“Stimulating interest in joining the department has been a challenge,” he said. “But I think that’s changing.”
Without sufficient officers, Dyer said commanders have had little choice but to be reactive — prioritizing response to 911 calls, for instance — rather than taking a proactive stance to “focus on gangs and go after the most violent offenders.” The result, he said, is a cycle with no end.
“When you have shootings occurring in your city in large numbers, and the criminals don’t see police officers arresting or holding people accountable, more and more gang members start carrying firearms,” he said.
Breaking that cycle is what got Kenyatta Johnson involved in community activism in Philadelphia. His cousin was murdered, and he responded by founding a group, Peace Not Guns, dedicated to curbing the violence.
Decades later, Johnson is a member of the Philadelphia City Council and chair of its committee on gun violence prevention. Its task is daunting: The city experienced 561 homicides last year — its highest total ever. Of those, 501 involved firearms.
“People have a sense of lawlessness in Philadelphia because of the number of shootings they’re seeing day in and day out,” he said.
But amid the gloom, Johnson said, there’s reason for optimism that 2022 can be better. One is that the city will have a victim advocate office that looks out for those mourning loved ones — and helps to make sure they don’t become the next perpetrators in endless rounds of retaliation.
Another is that the city has used pandemic relief funds to invest heavily in community resources such as recreation departments, libraries and neighborhood anti-violence groups — all of which can give young people something positive to do after two years of frayed connections.
“The pandemic really exacerbated some of the ills plaguing Black and Brown communities. Schools being shut down. Recreation centers shut down. People not being able to feed their families,” Johnson said.
St. Louis has made similar investments.
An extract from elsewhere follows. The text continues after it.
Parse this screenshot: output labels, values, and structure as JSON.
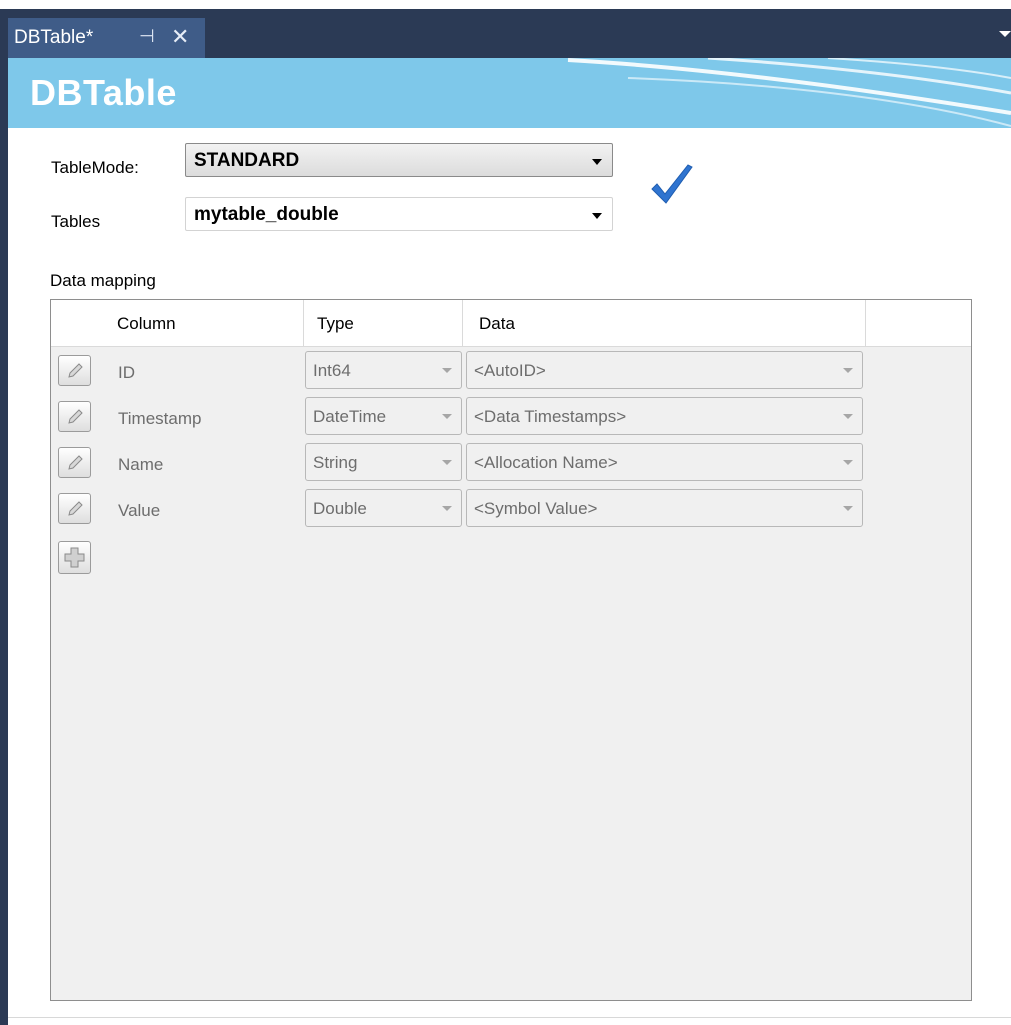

When crime was climbing in the city’s downtown last summer, Jones, the mayor, said officials doubled down on giving young people alternatives: art programs, esports and other activities that she said helped to curb the rise.
The city has focused particular attention on its long-neglected north, spending on antipoverty programs, mental health and housing — all of which, Jones said, can contribute to reducing violence.
“We have to address the root causes of crime that have left half of our city neglected for decades,” she said. “We have an incredible opportunity to right these wrongs.”
Mahr, of St. Louis, is part of that struggle. The 47-year-old has spent years volunteering with young people at a recreation center on the city’s north side, and those efforts didn’t stop when his daughter was killed. If anything, they intensified.
In the months since, he has led protests and marches to honor Isis and found the young people he mentors more energized than ever in rejecting those who glorify the culture of violence. He is also coaching youth basketball and supporting his family with a full-time job.
“My plate is pretty full, even though every second of the day I hurt,” he said. “If I can stop one parent from feeling the way I feel, then I’m doing what I’m supposed to be doing for my daughter.”